Mental health in the workplace: the easy ways managers can support employee's wellbeing
The world of work is more flexible and dynamic than ever before, with remote options creating new job opportunities, offering a better work-life balance to employees, and allowing people to save time and money on their (now optional) commutes.
That being said, it’s still vital that we work hard to promote good mental health in the workplace. With surveys suggesting that a growing number of people across Europe are suffering from symptoms of burnout, it seems as if supporting employee’s wellbeing should be top on our list of priorities, not least of all because the World Health Organization – which recently recognized burnout as a medical condition – has laid out that it is actively making us worse at our jobs.
What is burnout?
Burnout is the “occupational phenomenon” that seems to be impacting employee mental health and wellbeing on every level.
“Burnout is caused by prolonged or excessive stress which manifests as a state of physical, emotional or mental exhaustion, combined with doubts about competence and the value of your work,” explains Eugene Farrell, mental health lead for AXA PPP healthcare.
“It can be described as a persistent and severely unmanaged reaction to stress in the workplace.”
What are the symptoms of burnout?
According to Farrell, the majority of burnout symptoms are similar to those we experience with stress and other mental health phenomena – although this is a condition that is largely linked to the workplace.
Symptoms to watch out for include:
An inability to concentrate

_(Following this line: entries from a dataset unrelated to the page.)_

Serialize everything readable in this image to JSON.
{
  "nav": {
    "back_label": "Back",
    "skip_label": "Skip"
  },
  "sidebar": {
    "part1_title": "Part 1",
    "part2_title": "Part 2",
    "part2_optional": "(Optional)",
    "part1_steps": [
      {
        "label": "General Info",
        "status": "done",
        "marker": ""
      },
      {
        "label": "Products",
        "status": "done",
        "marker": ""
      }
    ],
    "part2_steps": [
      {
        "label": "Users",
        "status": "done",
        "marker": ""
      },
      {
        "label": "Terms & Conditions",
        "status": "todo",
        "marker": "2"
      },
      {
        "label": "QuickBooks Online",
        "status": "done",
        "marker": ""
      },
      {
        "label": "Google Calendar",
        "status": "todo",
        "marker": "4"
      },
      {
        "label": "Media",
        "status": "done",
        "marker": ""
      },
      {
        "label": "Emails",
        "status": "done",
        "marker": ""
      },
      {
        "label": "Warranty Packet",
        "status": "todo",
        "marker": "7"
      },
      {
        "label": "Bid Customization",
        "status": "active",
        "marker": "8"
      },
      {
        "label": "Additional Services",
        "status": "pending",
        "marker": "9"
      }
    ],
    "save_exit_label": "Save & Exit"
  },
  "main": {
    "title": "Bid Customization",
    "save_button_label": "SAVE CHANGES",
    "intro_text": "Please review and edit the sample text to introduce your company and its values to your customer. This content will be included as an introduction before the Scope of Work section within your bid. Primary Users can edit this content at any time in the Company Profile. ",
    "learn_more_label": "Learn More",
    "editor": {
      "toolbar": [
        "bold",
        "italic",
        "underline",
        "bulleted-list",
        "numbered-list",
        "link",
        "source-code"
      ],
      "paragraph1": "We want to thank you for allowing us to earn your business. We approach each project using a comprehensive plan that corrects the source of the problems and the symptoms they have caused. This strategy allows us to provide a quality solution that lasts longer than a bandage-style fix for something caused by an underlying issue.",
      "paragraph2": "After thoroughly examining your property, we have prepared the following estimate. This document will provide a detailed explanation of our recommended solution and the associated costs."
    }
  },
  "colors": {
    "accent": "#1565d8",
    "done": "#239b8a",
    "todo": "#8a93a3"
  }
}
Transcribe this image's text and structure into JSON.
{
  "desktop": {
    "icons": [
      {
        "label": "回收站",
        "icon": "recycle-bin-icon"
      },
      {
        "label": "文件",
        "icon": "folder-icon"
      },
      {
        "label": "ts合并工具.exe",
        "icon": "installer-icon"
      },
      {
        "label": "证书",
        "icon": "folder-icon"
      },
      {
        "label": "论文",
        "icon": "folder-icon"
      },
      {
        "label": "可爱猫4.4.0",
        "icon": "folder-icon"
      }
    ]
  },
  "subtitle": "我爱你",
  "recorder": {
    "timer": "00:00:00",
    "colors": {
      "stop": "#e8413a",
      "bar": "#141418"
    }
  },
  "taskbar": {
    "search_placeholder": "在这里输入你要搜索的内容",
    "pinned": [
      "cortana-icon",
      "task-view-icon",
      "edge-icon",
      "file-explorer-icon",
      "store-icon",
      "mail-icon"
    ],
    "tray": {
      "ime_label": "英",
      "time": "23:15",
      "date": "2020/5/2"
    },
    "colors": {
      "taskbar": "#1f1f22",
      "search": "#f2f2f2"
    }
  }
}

A sense of disconnect/isolation
An upset stomach
Chronic workplace stress
Reduced professional efficacy
Craving substances like alcohol or cigarettes more often.
What can managers do to support employee wellbeing and promote good mental health in the workplace?
While it’s important to be aware of mental health conditions such as stress and burnout, it’s just as important to support employee wellbeing in the workplace. A good defence is, after all, the best offence!
Bring in an employee assistance program (EAP): a virtual EAP provides staff with confidential counselling from anywhere, so they can access help whenever they need it – whether they’re working remotely or in the office. Be sure to stress that they can access the EAP for help with any and all subjects that are impacting their sense of wellbeing, no matter whether they are personal or workplace-based.
Offer wellbeing-based employee benefits: from free access to meditation apps, to discounted gym membership, to personal wellbeing days, there are plenty of ways to ensure that your employees are able to access mental health-boosting benefits in the workplace.
Promote a culture of connectivity and positive communication: a sense of disconnect can contribute to stress, burnout, and other mental health conditions, so be sure to take the time to keep your team connected. Regular get-togethers and team-building activities are a great way to promote healthy relationships and a sense of wellbeing in the workplace – not to mention encourage colleagues to reach out to one another for help and support when they need it.
Encourage people to take regular breaks: Dr Anneli Gascoyne, Associate Professor in Occupational Psychology at Goldsmiths University, explains that skipping lunch and working overtime is a big mental health no-no. “Trying to maintain focus for long periods of time is counterproductive,”she says. “Because, over time, we’re depleting our mental energy and often don’t notice that happening. By skipping lunch we’re potentially making that situation worse – we need food (preferably the fresh and healthy kind!) to help restore our energy.” Be sure to lead by example and take regular breaks, get away from your desk for lunch, and clock off on time: your employees are more likely to prioritise their wellbeing if they see you doing the same.
Appoint a mental health ambassador: just as you have first aid responders in an office setting, so too should you have mental health ambassadors. There are courses available that can train people to spot the signs and symptoms of common mental health issues, provide non-judgemental support and reassurance, and guide a person to seek professional support. Use them.
Make sure people use their annual leave throughout the year: employees are more likely to experience burnout if they are working 24/7. Encourage people to use their annual leave throughout the year and be sure to do so yourself – and talk about how you will be switching your emails off when you do so; modelling healthy behaviours will encourage your team to set the sort of boundaries that promote and protect good mental health.
Ask them if they’re OK: it’s important to check in with your team members on a one-to-one basis – not just to talk about their ongoing projects, but to ask them how they really are. Be sure to listen, give them space to talk, and encourage questions and concerns.
Be flexible and inclusive: if the pandemic has taught us anything, it’s that there is no one size fits all approach to the world of work. Encourage people to promote their own good mental health in the workplace by offering them the opportunity to design and preserve their daily schedules. Be flexible. Be inclusive. Because, by offering your employees the chance to set the boundaries they need, you’re far more likely to see a boost in their wellbeing!
And remember, people are far more likely to talk about their own wellbeing and mental health experiences if others do so, too. Set up monthly “Let’s Talk” summits at work and encourage people from across the company to shake their stories and break the stigma. It’s time to normalise mental health challenges. By being transparent about our personal struggles, we are more likely to foster a sense of trust in our employees – and this will encourage them to speak up about their wellbeing when necessary, too.